Oh, My ZSH! with Powerline Fonts. Pretty simple as you deserve!
I don’t know you but I like to see my terminal with colors and icons that help me to see where and what I am doing.
I use to refer ZSH to my friends who just arrive at the Mac OS X dev environment. Also, I use to hear from them that they didn’t get something next to my own terminal configuration.
That’s why I decide to write this simple article to help you guide through the steps to get an Oh My ZSH! terminal with Monokai theme and Powerline fonts.
Let’s get to the point!
Install Oh My ZSH! via curl
$ sh -c "$(curl -fsSL https://raw.github.com/ohmyzsh/ohmyzsh/master/tools/install.sh)"
Install Powerline fonts
Clone powerline fonts repo:
git clone https://github.com/powerline/fonts.git --depth=1

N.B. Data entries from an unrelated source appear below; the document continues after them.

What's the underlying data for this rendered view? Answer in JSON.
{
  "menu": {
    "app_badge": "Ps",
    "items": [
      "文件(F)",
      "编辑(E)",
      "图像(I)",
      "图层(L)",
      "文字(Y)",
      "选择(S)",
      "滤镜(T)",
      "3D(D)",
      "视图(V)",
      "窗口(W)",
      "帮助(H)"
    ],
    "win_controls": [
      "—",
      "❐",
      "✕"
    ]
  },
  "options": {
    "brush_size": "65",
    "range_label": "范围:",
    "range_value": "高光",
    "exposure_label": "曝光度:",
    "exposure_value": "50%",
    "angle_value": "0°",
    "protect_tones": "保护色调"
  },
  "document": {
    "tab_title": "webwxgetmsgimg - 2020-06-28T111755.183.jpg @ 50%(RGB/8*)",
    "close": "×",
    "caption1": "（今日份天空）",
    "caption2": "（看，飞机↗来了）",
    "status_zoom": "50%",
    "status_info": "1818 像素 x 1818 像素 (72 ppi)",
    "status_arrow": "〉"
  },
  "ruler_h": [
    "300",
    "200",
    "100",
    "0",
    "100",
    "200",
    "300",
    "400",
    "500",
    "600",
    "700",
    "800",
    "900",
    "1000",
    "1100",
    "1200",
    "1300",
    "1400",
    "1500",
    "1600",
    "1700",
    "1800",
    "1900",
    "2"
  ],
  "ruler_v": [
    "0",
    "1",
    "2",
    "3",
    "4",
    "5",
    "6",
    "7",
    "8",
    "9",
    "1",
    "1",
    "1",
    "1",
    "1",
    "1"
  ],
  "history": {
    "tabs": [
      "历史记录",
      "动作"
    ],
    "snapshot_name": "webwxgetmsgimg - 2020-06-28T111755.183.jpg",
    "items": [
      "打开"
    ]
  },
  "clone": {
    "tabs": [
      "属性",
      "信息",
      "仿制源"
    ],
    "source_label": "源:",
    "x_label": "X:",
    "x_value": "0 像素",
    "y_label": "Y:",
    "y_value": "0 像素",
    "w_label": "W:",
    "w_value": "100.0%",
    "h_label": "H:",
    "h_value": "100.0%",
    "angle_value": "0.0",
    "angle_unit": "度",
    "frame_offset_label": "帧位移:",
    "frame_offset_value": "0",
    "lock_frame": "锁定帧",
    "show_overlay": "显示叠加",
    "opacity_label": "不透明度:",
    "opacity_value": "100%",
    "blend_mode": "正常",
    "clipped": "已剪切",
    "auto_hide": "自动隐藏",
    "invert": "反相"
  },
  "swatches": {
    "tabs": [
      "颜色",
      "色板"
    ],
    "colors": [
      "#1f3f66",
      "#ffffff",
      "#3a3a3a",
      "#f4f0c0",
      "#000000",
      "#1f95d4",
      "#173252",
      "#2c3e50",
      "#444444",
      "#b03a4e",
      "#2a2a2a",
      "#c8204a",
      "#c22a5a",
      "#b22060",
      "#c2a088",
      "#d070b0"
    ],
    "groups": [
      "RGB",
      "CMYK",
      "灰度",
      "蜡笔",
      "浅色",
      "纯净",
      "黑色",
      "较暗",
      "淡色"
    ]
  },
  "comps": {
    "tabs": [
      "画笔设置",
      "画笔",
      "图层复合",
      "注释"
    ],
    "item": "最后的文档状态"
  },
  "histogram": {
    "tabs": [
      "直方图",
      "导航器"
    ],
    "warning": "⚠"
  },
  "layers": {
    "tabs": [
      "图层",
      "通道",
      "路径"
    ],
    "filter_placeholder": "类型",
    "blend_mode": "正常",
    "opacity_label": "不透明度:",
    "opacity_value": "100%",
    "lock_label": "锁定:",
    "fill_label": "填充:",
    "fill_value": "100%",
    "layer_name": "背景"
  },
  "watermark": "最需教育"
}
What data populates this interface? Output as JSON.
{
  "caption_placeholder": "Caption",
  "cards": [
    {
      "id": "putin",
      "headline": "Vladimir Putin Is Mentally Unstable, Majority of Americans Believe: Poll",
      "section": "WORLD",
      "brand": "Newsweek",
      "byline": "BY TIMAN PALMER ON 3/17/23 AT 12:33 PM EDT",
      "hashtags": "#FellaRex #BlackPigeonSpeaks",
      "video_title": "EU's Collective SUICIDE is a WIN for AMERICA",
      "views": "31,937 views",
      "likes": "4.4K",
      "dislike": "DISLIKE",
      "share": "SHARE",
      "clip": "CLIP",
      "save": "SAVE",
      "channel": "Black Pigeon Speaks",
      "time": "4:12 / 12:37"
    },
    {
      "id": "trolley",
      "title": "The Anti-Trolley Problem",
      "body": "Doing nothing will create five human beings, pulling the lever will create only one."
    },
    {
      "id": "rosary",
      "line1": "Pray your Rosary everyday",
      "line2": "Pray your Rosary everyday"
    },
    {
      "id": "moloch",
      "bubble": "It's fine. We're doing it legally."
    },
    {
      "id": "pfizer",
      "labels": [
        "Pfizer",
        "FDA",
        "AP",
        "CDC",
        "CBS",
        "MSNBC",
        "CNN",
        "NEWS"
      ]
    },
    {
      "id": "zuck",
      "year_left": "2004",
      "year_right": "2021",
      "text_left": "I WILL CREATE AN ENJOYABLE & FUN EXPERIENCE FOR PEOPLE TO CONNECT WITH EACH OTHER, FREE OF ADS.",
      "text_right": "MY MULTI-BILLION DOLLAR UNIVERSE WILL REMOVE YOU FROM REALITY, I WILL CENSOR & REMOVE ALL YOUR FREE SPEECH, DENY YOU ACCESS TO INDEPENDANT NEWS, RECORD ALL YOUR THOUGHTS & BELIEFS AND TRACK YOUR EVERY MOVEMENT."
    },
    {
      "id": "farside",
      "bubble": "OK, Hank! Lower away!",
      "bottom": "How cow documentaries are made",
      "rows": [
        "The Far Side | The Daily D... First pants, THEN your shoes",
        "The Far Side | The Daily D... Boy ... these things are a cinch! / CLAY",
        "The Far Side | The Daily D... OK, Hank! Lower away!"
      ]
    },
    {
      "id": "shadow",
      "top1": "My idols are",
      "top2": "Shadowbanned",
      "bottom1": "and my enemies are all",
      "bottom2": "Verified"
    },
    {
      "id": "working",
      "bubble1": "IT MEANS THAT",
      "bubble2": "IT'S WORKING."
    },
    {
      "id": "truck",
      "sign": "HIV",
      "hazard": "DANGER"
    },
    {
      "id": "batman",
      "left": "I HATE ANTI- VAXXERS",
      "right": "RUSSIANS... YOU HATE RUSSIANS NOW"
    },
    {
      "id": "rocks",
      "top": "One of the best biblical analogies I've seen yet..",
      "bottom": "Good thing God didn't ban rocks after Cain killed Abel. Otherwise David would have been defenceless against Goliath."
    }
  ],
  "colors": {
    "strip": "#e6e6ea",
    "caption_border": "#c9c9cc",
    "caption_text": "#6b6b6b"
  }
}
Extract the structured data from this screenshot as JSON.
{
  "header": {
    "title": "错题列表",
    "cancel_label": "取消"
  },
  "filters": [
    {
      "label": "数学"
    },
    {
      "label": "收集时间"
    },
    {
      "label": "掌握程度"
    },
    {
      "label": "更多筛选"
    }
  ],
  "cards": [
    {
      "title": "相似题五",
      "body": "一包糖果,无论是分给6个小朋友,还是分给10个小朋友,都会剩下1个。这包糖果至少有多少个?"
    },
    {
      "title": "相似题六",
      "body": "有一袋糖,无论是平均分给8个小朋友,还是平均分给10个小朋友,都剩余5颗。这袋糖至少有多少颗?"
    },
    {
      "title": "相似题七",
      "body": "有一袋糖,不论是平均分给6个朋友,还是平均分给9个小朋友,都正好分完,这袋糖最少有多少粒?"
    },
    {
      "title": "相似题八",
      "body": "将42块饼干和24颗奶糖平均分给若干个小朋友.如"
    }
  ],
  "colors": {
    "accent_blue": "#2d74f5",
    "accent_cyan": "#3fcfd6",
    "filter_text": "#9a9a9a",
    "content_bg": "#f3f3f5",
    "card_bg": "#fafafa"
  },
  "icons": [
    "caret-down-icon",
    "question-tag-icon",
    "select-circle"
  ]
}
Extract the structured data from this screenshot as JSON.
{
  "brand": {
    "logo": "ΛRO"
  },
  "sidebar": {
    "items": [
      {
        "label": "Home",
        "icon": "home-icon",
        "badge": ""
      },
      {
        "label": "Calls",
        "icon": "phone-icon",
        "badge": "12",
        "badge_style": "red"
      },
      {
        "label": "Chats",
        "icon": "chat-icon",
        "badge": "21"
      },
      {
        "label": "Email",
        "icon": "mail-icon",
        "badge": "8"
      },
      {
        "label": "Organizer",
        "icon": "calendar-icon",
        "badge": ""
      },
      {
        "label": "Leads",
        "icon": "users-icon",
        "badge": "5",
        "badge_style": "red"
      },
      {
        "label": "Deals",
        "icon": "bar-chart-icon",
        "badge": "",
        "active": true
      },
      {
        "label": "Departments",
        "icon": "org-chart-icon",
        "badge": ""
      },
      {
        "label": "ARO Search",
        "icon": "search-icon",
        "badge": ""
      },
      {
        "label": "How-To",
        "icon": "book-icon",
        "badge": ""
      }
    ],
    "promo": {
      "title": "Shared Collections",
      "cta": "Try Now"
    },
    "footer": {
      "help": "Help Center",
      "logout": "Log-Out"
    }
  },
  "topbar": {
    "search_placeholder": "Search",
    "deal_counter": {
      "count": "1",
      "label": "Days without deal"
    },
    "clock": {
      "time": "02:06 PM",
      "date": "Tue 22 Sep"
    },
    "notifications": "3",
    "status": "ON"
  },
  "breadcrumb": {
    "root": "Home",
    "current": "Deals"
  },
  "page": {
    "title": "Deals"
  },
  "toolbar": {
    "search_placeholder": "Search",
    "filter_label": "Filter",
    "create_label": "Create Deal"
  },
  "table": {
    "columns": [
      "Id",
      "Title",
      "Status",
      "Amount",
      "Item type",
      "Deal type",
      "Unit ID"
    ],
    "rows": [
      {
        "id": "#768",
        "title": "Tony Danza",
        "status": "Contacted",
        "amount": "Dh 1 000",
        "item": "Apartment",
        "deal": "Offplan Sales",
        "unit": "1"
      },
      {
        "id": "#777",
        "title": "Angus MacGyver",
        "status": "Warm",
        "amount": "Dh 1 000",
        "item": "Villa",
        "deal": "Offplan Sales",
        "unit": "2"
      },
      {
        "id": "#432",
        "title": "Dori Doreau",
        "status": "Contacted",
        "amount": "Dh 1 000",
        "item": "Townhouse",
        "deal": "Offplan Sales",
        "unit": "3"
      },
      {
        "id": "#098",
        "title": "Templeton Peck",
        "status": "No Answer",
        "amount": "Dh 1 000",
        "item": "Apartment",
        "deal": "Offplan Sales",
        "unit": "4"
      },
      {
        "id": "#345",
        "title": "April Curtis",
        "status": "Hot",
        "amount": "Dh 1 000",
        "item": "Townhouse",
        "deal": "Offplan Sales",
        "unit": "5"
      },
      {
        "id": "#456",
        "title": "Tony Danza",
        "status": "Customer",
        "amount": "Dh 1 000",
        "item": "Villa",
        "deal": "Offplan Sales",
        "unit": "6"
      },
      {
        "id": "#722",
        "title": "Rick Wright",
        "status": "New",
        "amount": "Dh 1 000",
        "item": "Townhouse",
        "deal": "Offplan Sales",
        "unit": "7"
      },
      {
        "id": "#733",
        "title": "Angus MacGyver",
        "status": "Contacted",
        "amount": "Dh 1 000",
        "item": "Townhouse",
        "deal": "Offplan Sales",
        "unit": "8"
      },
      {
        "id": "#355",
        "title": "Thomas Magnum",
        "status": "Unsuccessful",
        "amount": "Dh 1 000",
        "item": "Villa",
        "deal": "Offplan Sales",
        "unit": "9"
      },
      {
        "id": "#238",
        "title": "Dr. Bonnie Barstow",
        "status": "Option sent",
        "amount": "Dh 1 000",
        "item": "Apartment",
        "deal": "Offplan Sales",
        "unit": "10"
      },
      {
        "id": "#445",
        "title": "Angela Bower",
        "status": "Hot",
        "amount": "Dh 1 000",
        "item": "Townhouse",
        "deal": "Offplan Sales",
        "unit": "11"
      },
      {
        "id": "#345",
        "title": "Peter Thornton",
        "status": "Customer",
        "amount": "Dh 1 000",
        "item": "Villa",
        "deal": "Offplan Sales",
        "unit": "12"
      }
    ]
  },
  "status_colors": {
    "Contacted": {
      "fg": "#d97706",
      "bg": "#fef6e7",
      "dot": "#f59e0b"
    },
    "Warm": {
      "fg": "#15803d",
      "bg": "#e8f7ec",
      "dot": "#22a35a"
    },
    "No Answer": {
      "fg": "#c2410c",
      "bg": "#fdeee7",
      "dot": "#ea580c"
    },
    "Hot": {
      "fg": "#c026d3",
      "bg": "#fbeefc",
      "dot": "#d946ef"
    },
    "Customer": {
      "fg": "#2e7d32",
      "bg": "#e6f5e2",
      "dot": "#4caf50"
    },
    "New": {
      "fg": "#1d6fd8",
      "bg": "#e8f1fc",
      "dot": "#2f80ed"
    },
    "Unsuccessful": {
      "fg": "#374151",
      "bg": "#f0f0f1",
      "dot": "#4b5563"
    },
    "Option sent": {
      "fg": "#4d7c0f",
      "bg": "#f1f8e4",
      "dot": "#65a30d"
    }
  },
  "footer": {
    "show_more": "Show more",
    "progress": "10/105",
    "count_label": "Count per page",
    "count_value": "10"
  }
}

Don’t mess up your folders! Recycle the stuff you don’t need anymore:
rm -rf fonts
Finally, set a theme up.
This is a set of color themes for default macOS Terminal.app (initially ported from iTerm2 color schemes, collected by…
I personally use the “Monokai Pro (Filter Spectrum)” one.
Once downloaded a theme, open it with terminal, and it gets installed to your local themes automatically.
- To set the theme, open terminal preferences, choose the theme you installed, and check it as default.
- To set the fonts, still, at terminal preferences, click on the Change… button in the Font section.
- I suggest the Meslo LG M DZ for Powerline, Regular, 11px! It fits very well on the terminal.
- Doing the steps above, you will be able to see the colors and icons when for example, inside a git folder.
Cleaning up the terminal context.
Use your preferred editor to edit the .zshrc file:
Set the ZSH theme to the agnoster:
Then, append the following instruction to hide the terminal context:
If you want to personalize it, see that discussion.
Setting Visual Studio Code up as well
Open the VS Code configs and drop the following lines:
"terminal.integrated.fontFamily": "Source Code Pro for Powerline",
I hope now you have a cool terminal to work with!